Outgoing Rep. Jim Oberstar was bearish about efforts to strengthen the Clean Water Act in a farewell press conference today.
The 18-term Minnesota Democrat and chairman of the House Transportation and Infrastructure Committee, who lost in a stunning midterm upset to Republican newcomer Chip Cravaack, has thus far failed to gain the necessary support this year to pass a bill out of committee that would have reaffirmed the Clean Water Act's jurisdiction over all waters of the United States, as opposed to just those deemed "navigable."
"I think it's unlikely that this legislation would move in the lame-duck session of Congress," Oberstar said.
The bill, which Oberstar filed in April, represents his fifth attempt to amend the Clean Water Act in recent years by, among other things, deleting the word "navigable," so that all rivers, streams and certain wetlands would be covered.
Without action during the lame duck, someone would have to step up to introduce the bill again in the next Congress. Oberstar said he "would hope there would be advocates" to do so.
In a recently published clean water strategy, U.S. EPA said it intended to "support legislation and consider administrative action to restore the CWA [Clean Water Act] protections for our waters and the ecological systems."
Asked if EPA should try to better regulate waters in question in the absence of new legislation, Oberstar noted that if regulators could, "they would have done so."
Uncertainty over what waters the Clean Water Act covers created a legal logjam that has forced regulators to delay or drop hundreds of investigations as pollution rates have risen. The confusion stems from two Supreme Court decisions in 2001 and 2006 -- Solid Waste Agency of Northern Cook County v. U.S. Army Corps of Engineers and Rapanos v. United States -- that took strict interpretations of the law.

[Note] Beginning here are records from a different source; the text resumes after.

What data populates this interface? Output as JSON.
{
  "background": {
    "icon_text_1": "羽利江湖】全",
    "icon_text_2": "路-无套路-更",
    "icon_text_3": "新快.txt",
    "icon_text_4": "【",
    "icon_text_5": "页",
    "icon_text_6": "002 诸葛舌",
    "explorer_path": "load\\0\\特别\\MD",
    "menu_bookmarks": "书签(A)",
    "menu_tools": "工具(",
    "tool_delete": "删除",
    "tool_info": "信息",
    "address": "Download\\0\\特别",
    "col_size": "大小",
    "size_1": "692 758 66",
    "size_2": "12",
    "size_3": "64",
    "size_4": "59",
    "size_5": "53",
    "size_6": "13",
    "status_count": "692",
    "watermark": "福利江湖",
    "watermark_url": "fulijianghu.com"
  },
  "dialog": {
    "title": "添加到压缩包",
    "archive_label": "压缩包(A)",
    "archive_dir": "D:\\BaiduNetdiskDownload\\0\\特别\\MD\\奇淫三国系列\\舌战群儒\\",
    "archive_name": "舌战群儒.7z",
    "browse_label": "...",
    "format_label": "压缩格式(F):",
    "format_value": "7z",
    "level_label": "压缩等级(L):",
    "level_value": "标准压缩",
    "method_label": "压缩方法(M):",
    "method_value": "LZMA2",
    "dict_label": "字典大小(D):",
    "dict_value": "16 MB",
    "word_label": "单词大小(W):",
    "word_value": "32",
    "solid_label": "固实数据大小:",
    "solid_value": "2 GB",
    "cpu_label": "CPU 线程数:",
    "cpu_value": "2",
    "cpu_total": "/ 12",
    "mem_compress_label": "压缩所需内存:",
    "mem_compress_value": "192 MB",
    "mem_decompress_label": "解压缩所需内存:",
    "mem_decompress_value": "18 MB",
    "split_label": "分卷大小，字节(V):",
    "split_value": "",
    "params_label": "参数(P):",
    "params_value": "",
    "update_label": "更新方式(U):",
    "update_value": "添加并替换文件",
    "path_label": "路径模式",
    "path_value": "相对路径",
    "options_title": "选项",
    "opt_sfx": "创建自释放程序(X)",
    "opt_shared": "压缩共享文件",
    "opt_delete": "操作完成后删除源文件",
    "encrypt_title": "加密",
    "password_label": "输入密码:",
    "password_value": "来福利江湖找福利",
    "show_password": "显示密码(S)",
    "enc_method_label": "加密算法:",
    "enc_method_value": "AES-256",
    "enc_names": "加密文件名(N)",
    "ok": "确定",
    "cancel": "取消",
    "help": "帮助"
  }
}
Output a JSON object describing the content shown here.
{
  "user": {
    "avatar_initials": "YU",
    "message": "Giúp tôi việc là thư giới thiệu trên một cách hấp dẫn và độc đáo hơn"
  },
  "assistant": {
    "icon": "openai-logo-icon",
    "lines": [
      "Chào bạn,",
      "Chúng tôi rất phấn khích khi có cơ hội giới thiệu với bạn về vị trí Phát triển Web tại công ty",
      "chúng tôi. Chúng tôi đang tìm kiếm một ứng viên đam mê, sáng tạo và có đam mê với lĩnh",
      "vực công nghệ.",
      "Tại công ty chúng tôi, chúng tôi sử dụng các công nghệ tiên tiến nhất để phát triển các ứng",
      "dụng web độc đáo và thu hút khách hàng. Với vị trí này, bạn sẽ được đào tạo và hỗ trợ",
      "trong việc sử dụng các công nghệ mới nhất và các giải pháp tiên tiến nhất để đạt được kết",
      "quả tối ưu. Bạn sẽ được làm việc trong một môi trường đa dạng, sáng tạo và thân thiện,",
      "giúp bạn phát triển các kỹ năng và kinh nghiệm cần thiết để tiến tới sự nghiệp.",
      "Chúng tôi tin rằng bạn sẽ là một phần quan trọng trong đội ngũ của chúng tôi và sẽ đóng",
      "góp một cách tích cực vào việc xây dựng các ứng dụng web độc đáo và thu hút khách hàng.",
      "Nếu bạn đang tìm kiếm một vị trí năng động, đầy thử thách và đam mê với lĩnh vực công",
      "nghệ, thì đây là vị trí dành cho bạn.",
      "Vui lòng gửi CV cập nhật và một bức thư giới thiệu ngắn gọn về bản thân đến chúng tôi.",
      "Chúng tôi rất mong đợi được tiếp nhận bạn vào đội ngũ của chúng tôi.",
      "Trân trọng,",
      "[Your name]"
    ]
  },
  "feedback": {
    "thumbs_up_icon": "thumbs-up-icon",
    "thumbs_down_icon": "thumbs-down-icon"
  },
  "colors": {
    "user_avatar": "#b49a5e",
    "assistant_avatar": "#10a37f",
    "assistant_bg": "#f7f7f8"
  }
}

Subsequent U.S. Army Corps of Engineers and U.S. EPA rulings under the George W. Bush administration further rolled back protections, supporters of Oberstar's bill say.
"EPA and the Army Corps and the Department of Agriculture and CEQ [the White House Council on Environmental Quality] all are constrained by the Supreme Court decision," Oberstar said. "The fact is, they need this legislation in order to have clarity and certainty in administering existing law."
Want to read more stories like this?
E&E is the leading source for comprehensive, daily coverage of environmental and energy politics and policy.
Click here to start a free trial to E&E -- the best way to track policy and markets.